- **Exercise**
Retype the whole listing that follows, with nothing added or left out.
:::
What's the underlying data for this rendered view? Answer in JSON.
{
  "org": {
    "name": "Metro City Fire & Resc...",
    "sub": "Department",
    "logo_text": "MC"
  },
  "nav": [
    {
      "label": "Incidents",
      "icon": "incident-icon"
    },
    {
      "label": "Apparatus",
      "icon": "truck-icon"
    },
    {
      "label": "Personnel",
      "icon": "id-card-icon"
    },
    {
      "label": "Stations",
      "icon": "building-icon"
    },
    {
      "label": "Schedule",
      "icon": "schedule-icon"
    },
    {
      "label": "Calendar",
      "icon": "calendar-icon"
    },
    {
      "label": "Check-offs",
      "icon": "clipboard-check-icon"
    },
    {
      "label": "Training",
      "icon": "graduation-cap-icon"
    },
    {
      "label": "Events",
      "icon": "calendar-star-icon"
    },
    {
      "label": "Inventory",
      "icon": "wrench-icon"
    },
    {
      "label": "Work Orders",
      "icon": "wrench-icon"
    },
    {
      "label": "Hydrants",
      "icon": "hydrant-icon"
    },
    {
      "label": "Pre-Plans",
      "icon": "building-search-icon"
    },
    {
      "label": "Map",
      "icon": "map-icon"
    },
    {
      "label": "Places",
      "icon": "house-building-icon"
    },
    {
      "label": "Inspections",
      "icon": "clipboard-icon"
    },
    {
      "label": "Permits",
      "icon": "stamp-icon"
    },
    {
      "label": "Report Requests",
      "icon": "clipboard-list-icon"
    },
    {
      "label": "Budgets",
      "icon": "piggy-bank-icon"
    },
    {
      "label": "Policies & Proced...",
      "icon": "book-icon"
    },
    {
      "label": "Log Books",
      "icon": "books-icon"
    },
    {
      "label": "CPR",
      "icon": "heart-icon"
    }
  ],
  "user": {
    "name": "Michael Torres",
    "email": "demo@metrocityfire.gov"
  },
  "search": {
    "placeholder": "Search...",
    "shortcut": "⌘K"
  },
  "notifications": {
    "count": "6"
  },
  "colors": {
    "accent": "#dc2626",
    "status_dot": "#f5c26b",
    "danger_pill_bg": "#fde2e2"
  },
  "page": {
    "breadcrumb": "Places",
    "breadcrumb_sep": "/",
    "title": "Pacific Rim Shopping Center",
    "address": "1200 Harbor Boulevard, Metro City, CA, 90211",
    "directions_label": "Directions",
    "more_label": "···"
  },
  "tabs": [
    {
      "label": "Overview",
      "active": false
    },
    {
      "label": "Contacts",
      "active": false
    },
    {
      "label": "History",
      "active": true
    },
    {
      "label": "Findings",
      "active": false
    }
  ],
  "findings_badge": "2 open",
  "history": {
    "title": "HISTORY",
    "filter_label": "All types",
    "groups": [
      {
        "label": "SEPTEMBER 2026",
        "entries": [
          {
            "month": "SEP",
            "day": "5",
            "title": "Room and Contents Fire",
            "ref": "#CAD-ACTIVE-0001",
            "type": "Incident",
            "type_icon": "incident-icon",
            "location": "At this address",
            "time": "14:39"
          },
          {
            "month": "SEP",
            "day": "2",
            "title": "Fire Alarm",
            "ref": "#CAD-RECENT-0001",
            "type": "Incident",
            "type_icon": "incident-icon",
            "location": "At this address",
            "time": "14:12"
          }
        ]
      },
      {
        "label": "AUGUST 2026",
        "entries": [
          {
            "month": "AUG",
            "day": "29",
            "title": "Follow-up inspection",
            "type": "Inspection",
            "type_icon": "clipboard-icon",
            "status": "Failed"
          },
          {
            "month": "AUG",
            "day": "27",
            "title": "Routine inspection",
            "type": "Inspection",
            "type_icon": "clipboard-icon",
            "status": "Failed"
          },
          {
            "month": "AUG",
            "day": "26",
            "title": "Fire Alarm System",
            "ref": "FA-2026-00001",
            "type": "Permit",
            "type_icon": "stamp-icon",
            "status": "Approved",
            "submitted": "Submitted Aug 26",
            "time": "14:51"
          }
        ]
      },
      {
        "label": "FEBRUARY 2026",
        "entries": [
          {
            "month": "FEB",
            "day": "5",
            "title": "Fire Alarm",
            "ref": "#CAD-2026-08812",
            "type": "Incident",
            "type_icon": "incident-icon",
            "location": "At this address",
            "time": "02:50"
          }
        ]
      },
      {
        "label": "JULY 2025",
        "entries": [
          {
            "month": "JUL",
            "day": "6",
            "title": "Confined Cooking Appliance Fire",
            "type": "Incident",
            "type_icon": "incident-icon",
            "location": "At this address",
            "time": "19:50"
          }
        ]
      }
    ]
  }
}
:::
- **Exercise result**
What's the underlying data for this rendered view? Answer in JSON.
{
  "org": {
    "name": "Metro City Fire & Resc...",
    "sub": "Department",
    "logo_text": "MC"
  },
  "nav": [
    {
      "label": "Incidents",
      "icon": "incident-icon"
    },
    {
      "label": "Apparatus",
      "icon": "truck-icon"
    },
    {
      "label": "Personnel",
      "icon": "id-card-icon"
    },
    {
      "label": "Stations",
      "icon": "building-icon"
    },
    {
      "label": "Schedule",
      "icon": "schedule-icon"
    },
    {
      "label": "Calendar",
      "icon": "calendar-icon"
    },
    {
      "label": "Check-offs",
      "icon": "clipboard-check-icon"
    },
    {
      "label": "Training",
      "icon": "graduation-cap-icon"
    },
    {
      "label": "Events",
      "icon": "calendar-star-icon"
    },
    {
      "label": "Inventory",
      "icon": "wrench-icon"
    },
    {
      "label": "Work Orders",
      "icon": "wrench-icon"
    },
    {
      "label": "Hydrants",
      "icon": "hydrant-icon"
    },
    {
      "label": "Pre-Plans",
      "icon": "building-search-icon"
    },
    {
      "label": "Map",
      "icon": "map-icon"
    },
    {
      "label": "Places",
      "icon": "house-building-icon"
    },
    {
      "label": "Inspections",
      "icon": "clipboard-icon"
    },
    {
      "label": "Permits",
      "icon": "stamp-icon"
    },
    {
      "label": "Report Requests",
      "icon": "clipboard-list-icon"
    },
    {
      "label": "Budgets",
      "icon": "piggy-bank-icon"
    },
    {
      "label": "Policies & Proced...",
      "icon": "book-icon"
    },
    {
      "label": "Log Books",
      "icon": "books-icon"
    },
    {
      "label": "CPR",
      "icon": "heart-icon"
    }
  ],
  "user": {
    "name": "Michael Torres",
    "email": "demo@metrocityfire.gov"
  },
  "search": {
    "placeholder": "Search...",
    "shortcut": "⌘K"
  },
  "notifications": {
    "count": "6"
  },
  "colors": {
    "accent": "#dc2626",
    "status_dot": "#f5c26b",
    "danger_pill_bg": "#fde2e2"
  },
  "page": {
    "breadcrumb": "Places",
    "breadcrumb_sep": "/",
    "title": "Pacific Rim Shopping Center",
    "address": "1200 Harbor Boulevard, Metro City, CA, 90211",
    "directions_label": "Directions",
    "more_label": "···"
  },
  "tabs": [
    {
      "label": "Overview",
      "active": false
    },
    {
      "label": "Contacts",
      "active": false
    },
    {
      "label": "History",
      "active": true
    },
    {
      "label": "Findings",
      "active": false
    }
  ],
  "findings_badge": "2 open",
  "history": {
    "title": "HISTORY",
    "filter_label": "All types",
    "groups": [
      {
        "label": "SEPTEMBER 2026",
        "entries": [
          {
            "month": "SEP",
            "day": "5",
            "title": "Room and Contents Fire",
            "ref": "#CAD-ACTIVE-0001",
            "type": "Incident",
            "type_icon": "incident-icon",
            "location": "At this address",
            "time": "14:39"
          },
          {
            "month": "SEP",
            "day": "2",
            "title": "Fire Alarm",
            "ref": "#CAD-RECENT-0001",
            "type": "Incident",
            "type_icon": "incident-icon",
            "location": "At this address",
            "time": "14:12"
          }
        ]
      },
      {
        "label": "AUGUST 2026",
        "entries": [
          {
            "month": "AUG",
            "day": "29",
            "title": "Follow-up inspection",
            "type": "Inspection",
            "type_icon": "clipboard-icon",
            "status": "Failed"
          },
          {
            "month": "AUG",
            "day": "27",
            "title": "Routine inspection",
            "type": "Inspection",
            "type_icon": "clipboard-icon",
            "status": "Failed"
          },
          {
            "month": "AUG",
            "day": "26",
            "title": "Fire Alarm System",
            "ref": "FA-2026-00001",
            "type": "Permit",
            "type_icon": "stamp-icon",
            "status": "Approved",
            "submitted": "Submitted Aug 26",
            "time": "14:51"
          }
        ]
      },
      {
        "label": "FEBRUARY 2026",
        "entries": [
          {
            "month": "FEB",
            "day": "5",
            "title": "Fire Alarm",
            "ref": "#CAD-2026-08812",
            "type": "Incident",
            "type_icon": "incident-icon",
            "location": "At this address",
            "time": "02:50"
          }
        ]
      },
      {
        "label": "JULY 2025",
        "entries": [
          {
            "month": "JUL",
            "day": "6",
            "title": "Confined Cooking Appliance Fire",
            "type": "Incident",
            "type_icon": "incident-icon",
            "location": "At this address",
            "time": "19:50"
          }
        ]
      }
    ]
  }
}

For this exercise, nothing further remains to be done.